*** Opening Entries provided ***

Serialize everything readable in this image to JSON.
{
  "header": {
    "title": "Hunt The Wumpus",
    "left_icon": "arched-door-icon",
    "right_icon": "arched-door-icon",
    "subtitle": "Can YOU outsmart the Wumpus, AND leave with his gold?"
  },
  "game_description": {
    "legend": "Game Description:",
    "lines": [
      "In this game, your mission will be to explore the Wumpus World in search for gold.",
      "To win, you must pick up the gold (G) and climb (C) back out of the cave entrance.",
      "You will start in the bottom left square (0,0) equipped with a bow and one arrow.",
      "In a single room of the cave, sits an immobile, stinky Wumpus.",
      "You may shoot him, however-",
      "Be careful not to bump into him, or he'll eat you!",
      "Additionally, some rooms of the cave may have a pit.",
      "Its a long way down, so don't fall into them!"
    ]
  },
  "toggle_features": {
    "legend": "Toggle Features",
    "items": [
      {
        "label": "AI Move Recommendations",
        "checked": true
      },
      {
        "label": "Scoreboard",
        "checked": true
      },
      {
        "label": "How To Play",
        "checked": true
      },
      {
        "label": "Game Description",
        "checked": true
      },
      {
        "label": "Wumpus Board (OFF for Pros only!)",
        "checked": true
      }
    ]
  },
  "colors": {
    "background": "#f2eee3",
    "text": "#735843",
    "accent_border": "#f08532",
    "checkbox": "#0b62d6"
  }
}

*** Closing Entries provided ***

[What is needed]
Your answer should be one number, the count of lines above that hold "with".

[Task result]
2